Well, that happened.

I guess we elected a bunch of people or whatever. There was a lot of yelling and crying in my house on Tuesday evening. I don’t know about yours.

But not only was this election exciting for people across the country, but I also learned a lot about Grinnell, and I don’t think that it can only be applied to electoral politics. Admittedly, that sounds hard, so I’m apprehensive of this train of thought, but whether we like it or not, this election cycle was something special on campus.

I learned something about Grinnell and Grinnell students this election season, and I think we can work with it.

I learned that people get excited when they are connected to issues “outside of the bubble,” so to speak. When Grinnell gets excited about something, by nature of this school being a safe space for nerds, they get really excited. Grinnell students worked on Senate campaigns, presidential campaigns, referendums, local election boards and as poll watchers. Grinnell students care about politics.  Nerds.

I learned that door knocking is effective. The fifth time the Young Democrats knock on your door in the middle of you eating frozen snacks is fairly uncomfortable, but I have never heard people get more passionate about their civic duty.  “Oh god, I’ll vote for anyone, anywhere!  Let me eat my hot pocket in peace!”  Door knocking is not unique to the Democratic Party:  anybody can do it, anytime. While that sounds terrifying in some capacities (I have a vision a bunch of people armed with foam darts knocking on my door at four in the morning:  “JOIN NERF CLUB”), Grinnell students can use door knocking for any cause they’re passionate about, reaching people one on one to have an intimate conversation.

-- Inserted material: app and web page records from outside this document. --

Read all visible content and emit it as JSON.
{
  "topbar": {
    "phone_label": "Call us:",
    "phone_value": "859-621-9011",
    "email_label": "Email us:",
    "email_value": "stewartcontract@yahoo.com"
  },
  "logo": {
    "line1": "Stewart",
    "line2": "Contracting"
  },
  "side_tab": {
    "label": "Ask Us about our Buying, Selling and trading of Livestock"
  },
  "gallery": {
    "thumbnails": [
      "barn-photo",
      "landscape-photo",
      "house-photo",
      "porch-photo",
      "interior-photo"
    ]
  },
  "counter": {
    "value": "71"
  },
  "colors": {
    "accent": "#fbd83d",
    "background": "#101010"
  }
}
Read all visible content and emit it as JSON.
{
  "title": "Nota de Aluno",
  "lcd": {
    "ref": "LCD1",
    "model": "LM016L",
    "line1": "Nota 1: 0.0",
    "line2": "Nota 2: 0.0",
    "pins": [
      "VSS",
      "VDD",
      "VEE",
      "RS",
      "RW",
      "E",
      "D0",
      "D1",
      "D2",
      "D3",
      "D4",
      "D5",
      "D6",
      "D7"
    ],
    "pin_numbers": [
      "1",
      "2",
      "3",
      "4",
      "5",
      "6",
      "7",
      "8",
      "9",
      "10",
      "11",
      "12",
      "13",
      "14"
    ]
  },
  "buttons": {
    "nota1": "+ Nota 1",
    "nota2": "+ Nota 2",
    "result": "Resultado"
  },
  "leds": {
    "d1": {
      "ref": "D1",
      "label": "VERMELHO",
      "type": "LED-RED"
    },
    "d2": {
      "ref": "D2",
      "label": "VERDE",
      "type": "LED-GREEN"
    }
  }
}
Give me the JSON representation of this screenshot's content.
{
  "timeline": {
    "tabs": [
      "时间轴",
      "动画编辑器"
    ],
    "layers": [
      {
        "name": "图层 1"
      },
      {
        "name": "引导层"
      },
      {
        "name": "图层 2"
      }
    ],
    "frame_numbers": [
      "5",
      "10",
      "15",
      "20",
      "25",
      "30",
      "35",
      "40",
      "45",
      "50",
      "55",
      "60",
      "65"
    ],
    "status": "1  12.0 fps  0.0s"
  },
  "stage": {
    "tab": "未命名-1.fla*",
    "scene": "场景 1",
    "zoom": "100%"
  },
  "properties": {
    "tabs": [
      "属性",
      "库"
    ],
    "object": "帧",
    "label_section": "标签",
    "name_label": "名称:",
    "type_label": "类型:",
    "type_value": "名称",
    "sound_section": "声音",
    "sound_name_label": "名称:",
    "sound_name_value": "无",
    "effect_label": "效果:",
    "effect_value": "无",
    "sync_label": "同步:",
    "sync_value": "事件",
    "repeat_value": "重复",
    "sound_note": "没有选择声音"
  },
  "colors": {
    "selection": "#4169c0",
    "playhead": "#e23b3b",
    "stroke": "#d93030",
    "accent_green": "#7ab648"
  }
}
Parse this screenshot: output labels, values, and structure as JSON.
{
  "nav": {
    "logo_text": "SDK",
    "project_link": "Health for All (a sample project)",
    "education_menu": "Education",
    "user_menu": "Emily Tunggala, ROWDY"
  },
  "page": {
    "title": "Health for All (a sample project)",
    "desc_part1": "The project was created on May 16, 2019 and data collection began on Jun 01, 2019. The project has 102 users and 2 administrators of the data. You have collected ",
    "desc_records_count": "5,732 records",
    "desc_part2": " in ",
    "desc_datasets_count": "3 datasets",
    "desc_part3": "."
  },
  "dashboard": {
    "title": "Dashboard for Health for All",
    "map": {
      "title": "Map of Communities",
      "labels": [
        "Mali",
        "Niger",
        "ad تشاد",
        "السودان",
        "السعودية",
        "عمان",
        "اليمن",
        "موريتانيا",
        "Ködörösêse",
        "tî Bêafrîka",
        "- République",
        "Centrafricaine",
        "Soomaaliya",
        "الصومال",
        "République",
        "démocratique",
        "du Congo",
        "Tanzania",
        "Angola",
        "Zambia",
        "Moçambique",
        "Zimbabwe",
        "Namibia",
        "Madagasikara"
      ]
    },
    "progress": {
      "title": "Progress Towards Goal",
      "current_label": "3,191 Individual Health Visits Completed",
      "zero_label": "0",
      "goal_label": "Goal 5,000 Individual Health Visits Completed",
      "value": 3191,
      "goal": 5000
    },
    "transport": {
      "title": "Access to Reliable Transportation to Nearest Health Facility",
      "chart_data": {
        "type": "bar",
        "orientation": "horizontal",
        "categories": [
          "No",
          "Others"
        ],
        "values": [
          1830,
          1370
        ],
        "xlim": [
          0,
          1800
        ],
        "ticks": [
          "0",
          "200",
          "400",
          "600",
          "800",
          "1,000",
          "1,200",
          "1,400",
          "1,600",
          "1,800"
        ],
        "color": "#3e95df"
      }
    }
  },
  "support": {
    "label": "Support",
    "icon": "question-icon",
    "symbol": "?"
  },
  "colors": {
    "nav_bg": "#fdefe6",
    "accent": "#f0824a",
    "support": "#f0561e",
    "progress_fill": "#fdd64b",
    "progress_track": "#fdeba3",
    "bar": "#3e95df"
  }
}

I learned that Grinnell students think beyond campus.  Watching the presidential debates in the Pub reminded me that Grinnell students are passionate about issues beyond campus. Sometimes I think we forget that we still have the opportunity to work on making the world better and to support each other in creating change even in the middle of the semester. Social justice work doesn’t just have to be something that we do off-campus, or something that we do in the summers when we aren’t doing schoolwork: we can support each other all year round, and not just when an election is happening. Doing work to take care of the world doesn’t end November 6th, duh; but sometimes it’s forgotten at Grinnell.  Working towards social justice is like cleaning up trash (bear with me here):  it’s important to be aware of how you can help clean up around the world, but you have to make sure the trash in your backyard is picked up before you can do anything else.

I am so excited about the results of the 2012 election, and about the passion I saw from all of us, students, staff and beyond. I hope that this passion continues beyond the results of this election, both in terms of holding our elected officials accountable, and working to make the Grinnell directly around us, a better place.

…But you’re still all nerds.